(TASK MATERIAL begins)

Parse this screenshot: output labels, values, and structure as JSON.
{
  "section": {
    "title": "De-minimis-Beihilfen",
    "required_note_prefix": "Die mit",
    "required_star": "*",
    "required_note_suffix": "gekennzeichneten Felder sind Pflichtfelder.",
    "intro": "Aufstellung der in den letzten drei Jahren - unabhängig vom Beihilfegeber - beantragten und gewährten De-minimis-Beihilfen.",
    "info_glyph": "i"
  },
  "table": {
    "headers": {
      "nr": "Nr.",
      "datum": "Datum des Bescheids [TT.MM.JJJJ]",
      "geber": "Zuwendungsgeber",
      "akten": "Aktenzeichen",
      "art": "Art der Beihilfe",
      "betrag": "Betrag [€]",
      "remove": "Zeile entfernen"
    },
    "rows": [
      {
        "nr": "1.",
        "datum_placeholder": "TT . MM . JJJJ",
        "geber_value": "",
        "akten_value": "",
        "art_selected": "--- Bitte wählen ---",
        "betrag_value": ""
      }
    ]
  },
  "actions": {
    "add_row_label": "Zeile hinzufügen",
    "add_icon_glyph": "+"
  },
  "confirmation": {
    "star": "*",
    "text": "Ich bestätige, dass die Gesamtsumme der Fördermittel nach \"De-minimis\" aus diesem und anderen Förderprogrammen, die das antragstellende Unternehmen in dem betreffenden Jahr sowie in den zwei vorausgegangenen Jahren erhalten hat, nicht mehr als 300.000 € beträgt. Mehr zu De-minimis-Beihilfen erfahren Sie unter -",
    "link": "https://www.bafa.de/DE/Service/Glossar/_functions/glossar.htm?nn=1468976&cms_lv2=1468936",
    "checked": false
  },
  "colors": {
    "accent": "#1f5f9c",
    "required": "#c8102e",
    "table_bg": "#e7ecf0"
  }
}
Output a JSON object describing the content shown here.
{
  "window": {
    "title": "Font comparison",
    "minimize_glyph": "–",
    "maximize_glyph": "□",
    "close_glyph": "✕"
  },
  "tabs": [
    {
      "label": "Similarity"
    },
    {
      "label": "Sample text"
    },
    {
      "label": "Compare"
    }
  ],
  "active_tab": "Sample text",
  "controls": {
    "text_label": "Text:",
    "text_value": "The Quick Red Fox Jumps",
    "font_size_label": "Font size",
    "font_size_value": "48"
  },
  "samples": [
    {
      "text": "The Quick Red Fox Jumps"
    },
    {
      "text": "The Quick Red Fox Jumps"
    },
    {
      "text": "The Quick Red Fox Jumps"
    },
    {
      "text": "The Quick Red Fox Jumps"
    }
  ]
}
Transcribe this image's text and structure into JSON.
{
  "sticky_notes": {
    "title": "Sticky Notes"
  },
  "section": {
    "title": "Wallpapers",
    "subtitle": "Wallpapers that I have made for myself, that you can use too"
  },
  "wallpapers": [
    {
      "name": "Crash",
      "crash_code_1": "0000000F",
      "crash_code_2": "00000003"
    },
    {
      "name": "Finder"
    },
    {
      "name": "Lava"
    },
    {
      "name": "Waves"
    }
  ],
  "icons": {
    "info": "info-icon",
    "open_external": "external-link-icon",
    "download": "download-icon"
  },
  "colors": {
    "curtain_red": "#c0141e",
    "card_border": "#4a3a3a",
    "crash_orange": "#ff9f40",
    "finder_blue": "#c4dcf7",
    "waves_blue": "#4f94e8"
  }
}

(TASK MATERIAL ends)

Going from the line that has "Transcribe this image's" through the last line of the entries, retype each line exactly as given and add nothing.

Transcribe this image's text and structure into JSON.
{
  "sticky_notes": {
    "title": "Sticky Notes"
  },
  "section": {
    "title": "Wallpapers",
    "subtitle": "Wallpapers that I have made for myself, that you can use too"
  },
  "wallpapers": [
    {
      "name": "Crash",
      "crash_code_1": "0000000F",
      "crash_code_2": "00000003"
    },
    {
      "name": "Finder"
    },
    {
      "name": "Lava"
    },
    {
      "name": "Waves"
    }
  ],
  "icons": {
    "info": "info-icon",
    "open_external": "external-link-icon",
    "download": "download-icon"
  },
  "colors": {
    "curtain_red": "#c0141e",
    "card_border": "#4a3a3a",
    "crash_orange": "#ff9f40",
    "finder_blue": "#c4dcf7",
    "waves_blue": "#4f94e8"
  }
}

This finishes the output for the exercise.